Why Rooting For the PS4 Or Xbox One To Fail Is Dumb


Now that the PS4 and Xbox One have both been on sale for a few weeks, even making it through their first Black Friday together, we can safely summarize a few things.

Both consoles have sold just fine, with neither looking like it has a significant advantage at the moment (though Xbox One can claim a Black Friday victory by the looks of things). Some minor problems have plagued both machines, and the launch lineups were kind of underwhelming on the whole. In other words, exactly what we could/should have expected leading up to November.

That hasn’t stopped portions of the console gaming community from reacting with glee every time some bad news broke concerning one console or the other. Whether it was the PS4 having disc ejection issues or the Xbox One making the “grinding noise of death,” you could be sure that, like clockwork, people would soon be posting comments, tweeting, and basically letting the world know how happy they were about it.

It’s okay to have a favorite side in the console war. It’s human nature for us to be fans, especially in competitive situations like the one Sony and Microsoft are in (and Nintendo, if we’re being generous to the Wii U). I’m no exception; I was definitely a PS3 guy during the last gen, though I owned a 360 as well.

But that’s not what I’m talking about here. What I mean are the people who don’t just want their preferred console to win, they want the other one to fail—as in so badly it won’t spawn a successor. And honestly, that sentiment just doesn’t make sense.

Some of it is due to the flag-waving that Sony and Microsoft do promoting their products. They stoke the fames of fanboy-ism, knowing full well what it turns into. That’s understandable given their stake in this battle, and what they’d stand to gain if their largest competitor suddenly threw in the towel.

Developers would never admit it openly, but they too would benefit in a one-console market. The process of creating games, especially the AAA variety, is only growing over time. You don’t think they’d love to save a ton of money by only having to develop games for one machine?

For gamers though, there’s no obvious benefit to a world without at least two consoles on the shelves. Sure, we could probably dream up a kind of Frankenstein’s monster box that would combine all of the best features from the PS4 and the Xbox One and say that would be better than either of them. It would definitely be cheaper than buying both (or maybe not, since monopoly tends to have an undesirable effect on prices).

The thing is, there’s no guarantee a hypothetical lone survivor from this eighth generation of consoles would adopt anything from the other side for the ninth. In fact, it’s pretty easy to think up a scenario where the winner sees the demise of the loser as a kind of mandate against whatever features made it different. To take just one example, given the way the Xbox One is marketed as an all-in-one living room solution, there’s no reason to assume Sony would put the ability to control cable TV into the PS5 if Microsoft exited the console business. I’ll go another step and say they almost certainly wouldn’t.
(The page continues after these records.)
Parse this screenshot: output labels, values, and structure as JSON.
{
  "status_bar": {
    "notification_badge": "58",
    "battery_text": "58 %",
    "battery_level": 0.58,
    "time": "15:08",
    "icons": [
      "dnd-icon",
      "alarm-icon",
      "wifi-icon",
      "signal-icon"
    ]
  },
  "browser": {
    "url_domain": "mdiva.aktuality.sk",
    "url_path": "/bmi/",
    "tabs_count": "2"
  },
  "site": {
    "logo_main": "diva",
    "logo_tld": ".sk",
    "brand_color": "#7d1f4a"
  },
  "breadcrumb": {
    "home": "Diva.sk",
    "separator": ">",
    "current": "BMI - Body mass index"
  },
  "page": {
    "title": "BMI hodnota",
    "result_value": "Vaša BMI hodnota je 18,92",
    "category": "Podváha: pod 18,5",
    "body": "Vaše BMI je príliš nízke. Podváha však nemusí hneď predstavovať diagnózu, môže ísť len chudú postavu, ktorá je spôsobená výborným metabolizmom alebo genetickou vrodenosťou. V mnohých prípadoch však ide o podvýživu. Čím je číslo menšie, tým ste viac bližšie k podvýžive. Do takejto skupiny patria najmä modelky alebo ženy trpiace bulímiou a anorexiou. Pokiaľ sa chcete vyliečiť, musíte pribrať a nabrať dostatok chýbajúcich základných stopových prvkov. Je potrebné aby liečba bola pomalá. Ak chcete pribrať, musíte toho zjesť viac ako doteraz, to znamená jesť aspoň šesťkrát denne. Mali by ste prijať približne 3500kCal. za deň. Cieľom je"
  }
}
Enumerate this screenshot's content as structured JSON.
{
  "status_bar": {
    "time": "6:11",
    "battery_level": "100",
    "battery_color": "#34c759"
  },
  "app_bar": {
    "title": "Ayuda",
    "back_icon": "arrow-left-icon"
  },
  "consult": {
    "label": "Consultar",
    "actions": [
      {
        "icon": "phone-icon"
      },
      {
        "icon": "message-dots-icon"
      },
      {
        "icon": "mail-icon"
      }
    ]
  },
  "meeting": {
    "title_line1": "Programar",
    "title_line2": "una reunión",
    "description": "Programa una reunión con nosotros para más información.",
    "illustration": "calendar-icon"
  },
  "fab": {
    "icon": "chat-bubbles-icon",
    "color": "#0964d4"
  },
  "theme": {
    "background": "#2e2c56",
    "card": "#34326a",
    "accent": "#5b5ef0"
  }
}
Let’s talk games too. If the Xbox Two, or whatever it ends up being called, is all alone six years from now, it’s possible that all of the franchises that are traditionally PlayStation exclusives would just switch over. Even first-party Sony games could do that (see: Sega), but we can’t just assume it would happen. More than likely, some would fall by the wayside. Want to see a “Gran Turismo 8,” for instance? We probably need a Sony console around.

There’s also a larger question about console gaming as a distinct entity that becomes more uncertain with each passing year. The appetite for devices whose primary function is to play $60 video games is still quite healthy at the moment, but with the innards of consoles and PCs growing increasingly similar and mobile devices gaining raw power on an annual basis, there’s at least the possibility that all of those technologies are converging.

That’s not necessarily bad, unless you happen to think there’s some inherent value in console gaming remaining its own thing. It’s impossible to predict how the landscape might look five or six years from now, but if we’d like to be talking about a ninth generation of consoles, it would help if there was more than one player in the space.

Above all, having choices is simply one of life’s most worthwhile pleasures. Even if you identify strongly with PS4 or Xbox One, the fact that you can decide between them is a beautiful thing. The debate about which one is better makes gaming more interesting, and each console is better off having the other around to keep pushing it to be its best.

So go ahead  and cheer for your side, whether its Team Sony or Team Microsoft. Chide the opposition when they stumble, and beat your chest a little when yours does something great if that’s what you want to do.

Just don’t take it so far that you end up wishing for the console you don’t like to die. You might not like what happens if it does.

The views expressed in this article explicitly belong to the author, and do not necessarily reflect the views of, nor should be attributed to, GameSided as an organization.